After the Koreans won the UL International Crown two weeks ago, there was as much relief as joy in their ranks. Though viewed as the dominant force in women’s golf, they watched the Spaniards crowned as the “best golfing nation” in the inaugural matches in 2014 and then watched the Americans gain the honor in 2016. There was pressure on the Koreans to win the crown at home.

“There were some top Koreans who didn’t want to play, because there was going to be so much pressure,” Kerr said.

Chun got the nod to join the team this year after Inbee Park announced she was stepping aside, to allow another Korean a chance to represent their country. Chun was the third alternate, with Sei Young Kim and Jin Young Ko saying they were passing to honor previous KLPGA commitments.

Chun went on to become the star of the UL International Crown. She was undefeated, the only player to go 4-0 in the matches.

“In Gee made up her mind to devote herself to the team and played with an extremely high level of passion and focus,” Won Park wrote in an email interview. “She took the International Crown as a war in her heart. She did not play, but she `fought’ against the course, not against the opposing team . . . During all four winning matches, she gradually found her burning passion deep in her heart and wanted to carry it to the LPGA KEB Hana Bank.”

Park explained he has been working with Chun to change her focus, to get her to play for herself, instead of all the outside forces she was feeling pressure to please.

“She was too depressed to listen for a year and a half,” Park wrote.

So that’s where all Chun’s tears came from after she won the KEB Hana Bank.
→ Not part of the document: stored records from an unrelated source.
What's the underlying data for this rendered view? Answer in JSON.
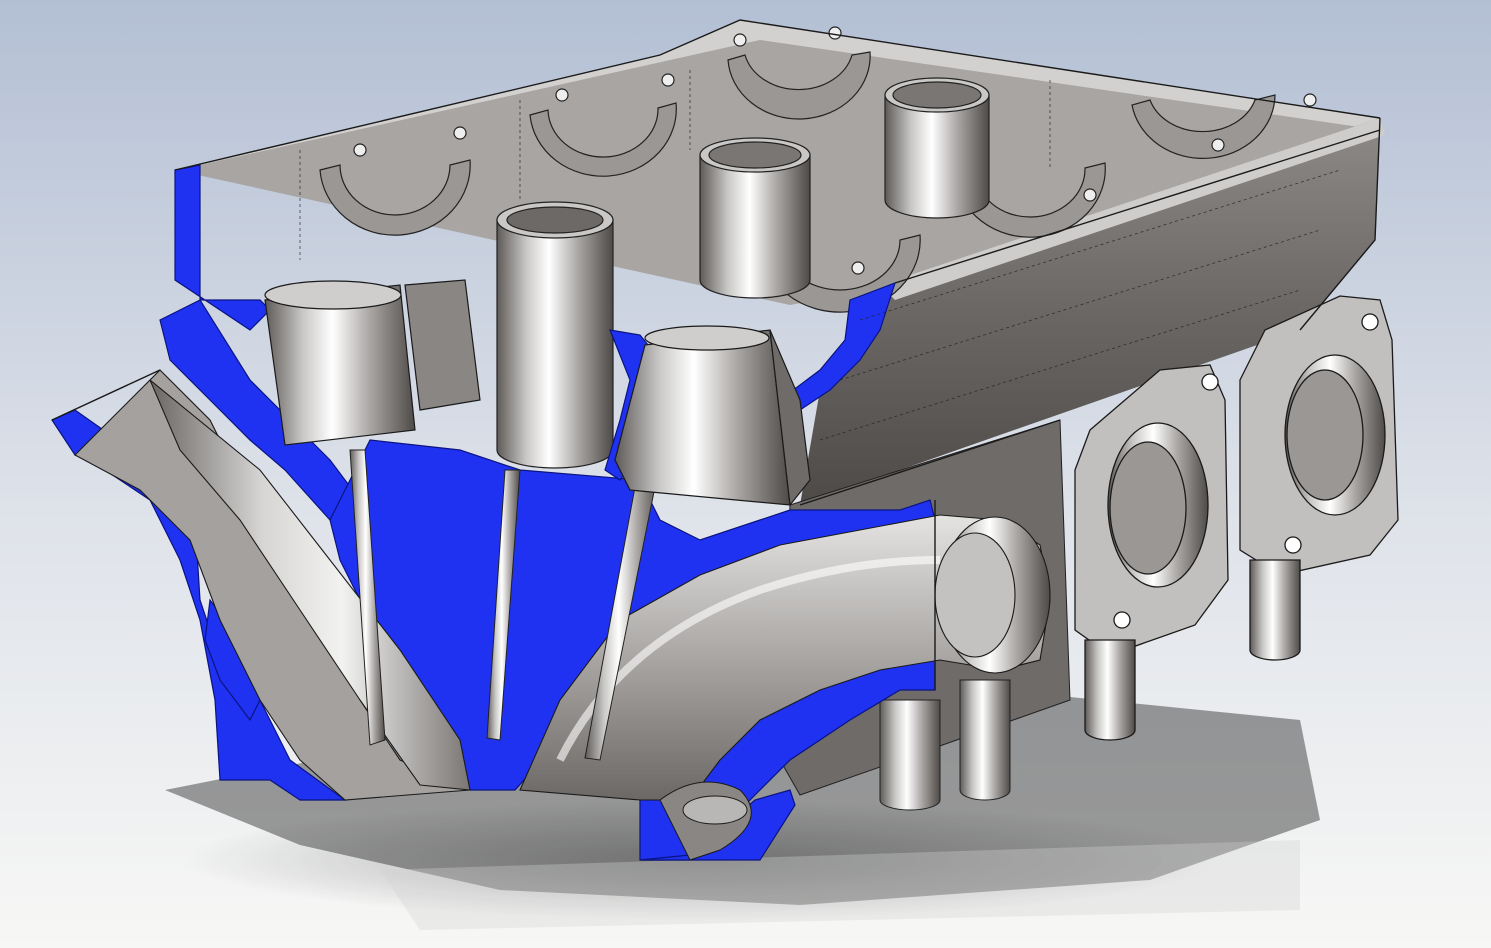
{
  "scene": {
    "subject": "engine-cylinder-head-section-view",
    "colors": {
      "background_top": "#b7c2d6",
      "background_bottom": "#f6f6f4",
      "section_fill": "#1f32f2",
      "section_fill_dark": "#1526c8",
      "metal_light": "#d9d8d6",
      "metal_mid": "#a8a5a3",
      "metal_dark": "#5f5b59",
      "edge_line": "#1a1a1a",
      "shadow": "#3a3a3a"
    }
  }
}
“All the difficult struggles that I have gone through the past years went before me, and all the faces of the people who kept on believing in me went by, and so I teared up,” Chun said.

Park said Chun’s focus remains a work in progress.
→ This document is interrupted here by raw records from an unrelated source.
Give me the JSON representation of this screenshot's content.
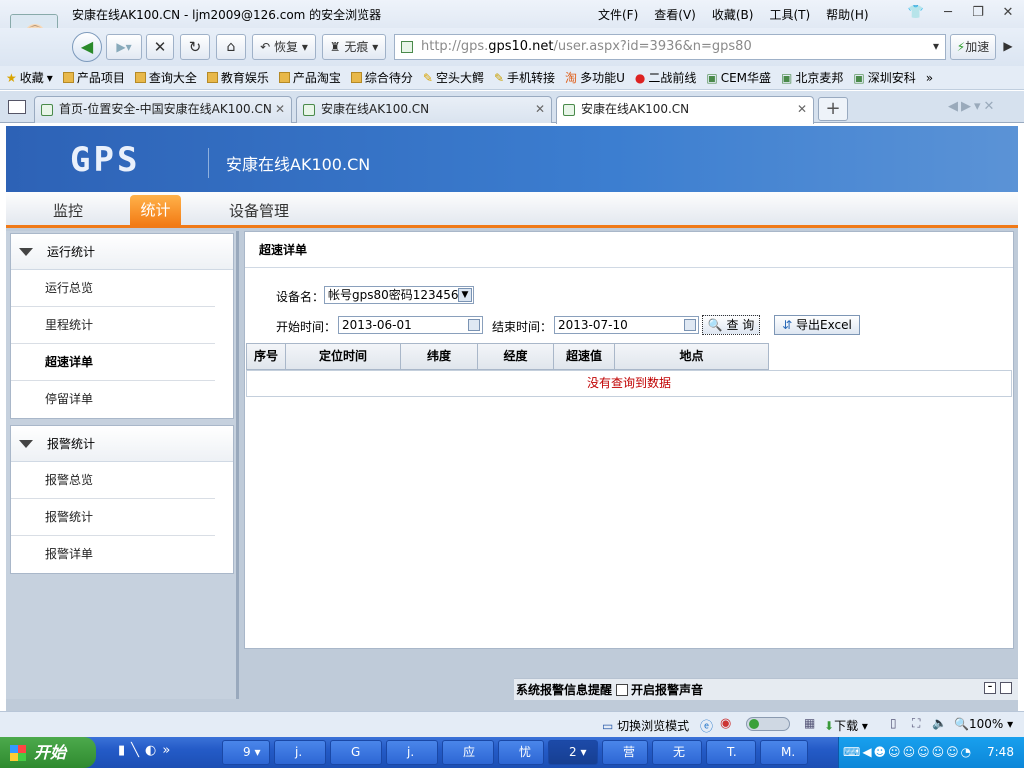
{
  "browser": {
    "window_title": "安康在线AK100.CN - ljm2009@126.com 的安全浏览器",
    "menu": [
      "文件(F)",
      "查看(V)",
      "收藏(B)",
      "工具(T)",
      "帮助(H)"
    ],
    "nav": {
      "restore_label": "恢复",
      "incognito_label": "无痕",
      "speed_label": "加速"
    },
    "address": {
      "prefix": "http://gps.",
      "host": "gps10.net",
      "path": "/user.aspx?id=3936&n=gps80"
    },
    "bookmarks": [
      "收藏",
      "产品项目",
      "查询大全",
      "教育娱乐",
      "产品淘宝",
      "综合待分",
      "空头大鳄",
      "手机转接",
      "多功能U",
      "二战前线",
      "CEM华盛",
      "北京麦邦",
      "深圳安科"
    ],
    "tabs": [
      {
        "label": "首页-位置安全-中国安康在线AK100.CN"
      },
      {
        "label": "安康在线AK100.CN"
      },
      {
        "label": "安康在线AK100.CN"
      }
    ]
  },
  "header": {
    "logo": "GPS",
    "site_name": "安康在线AK100.CN"
  },
  "main_nav": {
    "monitor": "监控",
    "stats": "统计",
    "devices": "设备管理"
  },
  "sidebar": {
    "run_group": {
      "title": "运行统计",
      "items": [
        "运行总览",
        "里程统计",
        "超速详单",
        "停留详单"
      ]
    },
    "alarm_group": {
      "title": "报警统计",
      "items": [
        "报警总览",
        "报警统计",
        "报警详单"
      ]
    }
  },
  "content": {
    "title": "超速详单",
    "device_label": "设备名：",
    "device_value": "帐号gps80密码123456",
    "start_label": "开始时间：",
    "start_value": "2013-06-01",
    "end_label": "结束时间：",
    "end_value": "2013-07-10",
    "query_btn": "查 询",
    "export_btn": "导出Excel",
    "columns": [
      "序号",
      "定位时间",
      "纬度",
      "经度",
      "超速值",
      "地点"
    ],
    "empty_msg": "没有查询到数据"
  },
  "alarm_bar": {
    "label": "系统报警信息提醒",
    "sound_label": "开启报警声音"
  },
  "statusbar": {
    "switch_mode": "切换浏览模式",
    "download": "下载",
    "zoom": "100%"
  },
  "taskbar": {
    "start": "开始",
    "items": [
      "9",
      "j.",
      "G",
      "j.",
      "应",
      "忧",
      "2",
      "营",
      "无",
      "T.",
      "M."
    ],
    "clock": "7:48"
  },
  "colors": {
    "header_blue": "#2d62b6",
    "accent_orange": "#f07a18",
    "empty_red": "#c00000"
  }
}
“Although it will take some more time to fully recover from her mental struggle, she at least got her wisdom and confidence back and belief in her own game,” Park wrote. “This is never going to be easy for a 24-year-old young girl, but I believe she will continue to fight through.”